“People had made estimates of ‘forest dependence,’ but not in any empirically rigorous, consistent way,” says Peter Newton, assistant professor of environmental studies at the University of Colorado Boulder. 

But thanks to Newton and four colleagues in a study out today in One Earth, that’s no longer the case. Using satellite imagery and population data, they not only arrived at a solid number, but also make the case that “forest proximity” is a more readily defined measuring stick than “dependent.”

As part of the study, researchers found that: 

  • Globally, some 1.6 billion of the earth’s rural inhabitants (those living in areas with fewer than 1,500 people per square kilometer) live within 5 kilometers of a forest.
  • About 54% of Americans, some 169 million, were forest-proximate, about 11% of the global total.
  • No forest-proximate people lived in icy Greenland or the desert nation of Kuwait.
  • 76% of people in Norway and 75% in Bhutan lived near forests.

Coincidentally, the World Bank estimates that some 1.6 billion people are “forest dependent.” But the numbers actually reflect different things, Newton, the study’s lead author, says, and the researchers argue that proximity is the more easily defined concept. 

“The term captures the spatial relationship between people and forests precisely, without presuming anything additional about the nature of the relationship between them,” they wrote in the study. 

The idea of “forest dependent” has traditionally served as something of a proxy for people who are living in poverty in low- or middle-income countries and who rely on forests for subsistence or income, Newton says. But because forest-dependency can also include, for example, timber-industry workers in developed nations, it may be of less use when trying to improve the lives of those in need.

On the flip side, not all “forest proximate” people are “forest dependent,” presumably including most of the 169 million Americans who live near forests. 

“It’s possible to live next to a forest and not really use the forest. … And it’s possible to live more than five kilometers away and have your livelihood directly tied to the forest; you might work in a lumber mill or furniture factory. Those aren’t necessarily the target populations for agencies interested in improving the lot of forest-dependent people,” Newton says, noting that as many as 80% of people in some countries use wood collected from forests for fuel.

The new study provides baseline data that can help development and conservation agencies better target funding, and to evaluate the impacts of their projects on people’s livelihoods.

In a 2016 paper published in the journal Land Use Policy, Newton and three colleagues make the case that, rather than trying to reduce forest dependency, agencies might be better off working to increase the autonomy of local people to manage forest resources.

Overall, deforestation continues to be a global problem.
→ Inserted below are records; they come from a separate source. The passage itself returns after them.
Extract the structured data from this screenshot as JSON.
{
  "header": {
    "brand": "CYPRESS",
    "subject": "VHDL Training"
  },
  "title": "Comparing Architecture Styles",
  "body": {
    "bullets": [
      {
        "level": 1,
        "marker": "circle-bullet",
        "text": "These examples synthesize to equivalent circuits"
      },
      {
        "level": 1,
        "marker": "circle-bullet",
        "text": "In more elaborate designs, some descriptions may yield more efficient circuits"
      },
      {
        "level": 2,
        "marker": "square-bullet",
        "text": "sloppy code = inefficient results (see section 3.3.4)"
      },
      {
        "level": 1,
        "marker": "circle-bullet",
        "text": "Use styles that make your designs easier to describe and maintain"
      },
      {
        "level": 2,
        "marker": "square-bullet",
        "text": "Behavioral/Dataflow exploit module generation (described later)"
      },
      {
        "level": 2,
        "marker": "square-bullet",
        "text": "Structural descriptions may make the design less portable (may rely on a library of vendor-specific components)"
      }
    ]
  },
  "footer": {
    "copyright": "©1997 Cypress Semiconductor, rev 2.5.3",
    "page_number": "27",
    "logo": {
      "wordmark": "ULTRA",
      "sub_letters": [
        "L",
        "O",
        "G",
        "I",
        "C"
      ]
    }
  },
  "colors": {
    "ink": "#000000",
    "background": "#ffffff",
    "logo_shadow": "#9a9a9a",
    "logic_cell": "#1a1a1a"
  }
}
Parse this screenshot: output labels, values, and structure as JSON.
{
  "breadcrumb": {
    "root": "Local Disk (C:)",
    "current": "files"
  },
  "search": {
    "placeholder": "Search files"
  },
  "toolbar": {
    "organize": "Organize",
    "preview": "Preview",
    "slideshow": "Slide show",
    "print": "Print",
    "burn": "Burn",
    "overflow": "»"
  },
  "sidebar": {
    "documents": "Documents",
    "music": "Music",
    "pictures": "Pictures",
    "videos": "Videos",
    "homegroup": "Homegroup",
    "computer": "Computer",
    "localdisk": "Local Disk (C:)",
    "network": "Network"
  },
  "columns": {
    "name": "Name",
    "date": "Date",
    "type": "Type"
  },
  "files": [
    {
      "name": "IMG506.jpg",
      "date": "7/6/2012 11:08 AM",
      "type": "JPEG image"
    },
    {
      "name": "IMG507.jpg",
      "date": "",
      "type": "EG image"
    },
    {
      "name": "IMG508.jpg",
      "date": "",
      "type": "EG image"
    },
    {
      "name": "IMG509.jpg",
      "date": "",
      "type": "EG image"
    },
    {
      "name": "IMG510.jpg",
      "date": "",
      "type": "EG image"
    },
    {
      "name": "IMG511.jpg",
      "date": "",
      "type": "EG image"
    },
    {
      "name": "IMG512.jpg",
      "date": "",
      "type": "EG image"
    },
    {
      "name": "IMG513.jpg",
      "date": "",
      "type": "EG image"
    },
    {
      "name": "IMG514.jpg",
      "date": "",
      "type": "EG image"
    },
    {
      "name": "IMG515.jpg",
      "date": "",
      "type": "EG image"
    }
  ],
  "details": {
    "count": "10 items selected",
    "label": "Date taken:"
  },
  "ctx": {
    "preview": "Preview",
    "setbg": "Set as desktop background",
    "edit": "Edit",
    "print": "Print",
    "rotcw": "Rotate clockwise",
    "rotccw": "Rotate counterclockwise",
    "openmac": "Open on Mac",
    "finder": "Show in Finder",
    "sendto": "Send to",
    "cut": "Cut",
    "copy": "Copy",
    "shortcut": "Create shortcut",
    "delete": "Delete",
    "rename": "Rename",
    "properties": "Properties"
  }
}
According to the World Bank, approximately 30.8% of earth’s land mass was forested—broadly defined as two hectares of tree cover—in 2012. The U.N. Food and Agriculture Organization of the United Nations estimates that from 2000 to 2020, global forest cover decreased by 100 million hectares, or about 2.4%.   

Human activity appears to be driving almost all deforestation. Amazon forests are clear-cut to make way for cattle pastures, for example, while climate change is contributing to the increased frequency and severity of wildfires and infestation by forest-killing bark beetles; some counties in southern Colorado now estimate that up to 70% of local forests are dead or dying from beetle infestation.

“Humans can heavily influence landscapes,” says Newton, who has done extensive field work in Brazil. “Population (growth) is part of the equation, but per capita consumption, what we consume, is also part of the equation.”

“I worry about it a lot,” he says. “I’m very interested in studying the drivers of deforestation and land-use change … and studying alternative ways to produce food, more sustainable forms of cattle production, and alternative proteins with lower environmental impacts.”

Other authors on the paper include Andrew T. Kinzer of Eden Reforestation Projects; Daniel C. Miller of the University of Illinois Urbana-Champaign; Johan A. Oldekop of the University of Manchester; and Arun Agrawal of the University of Michigan.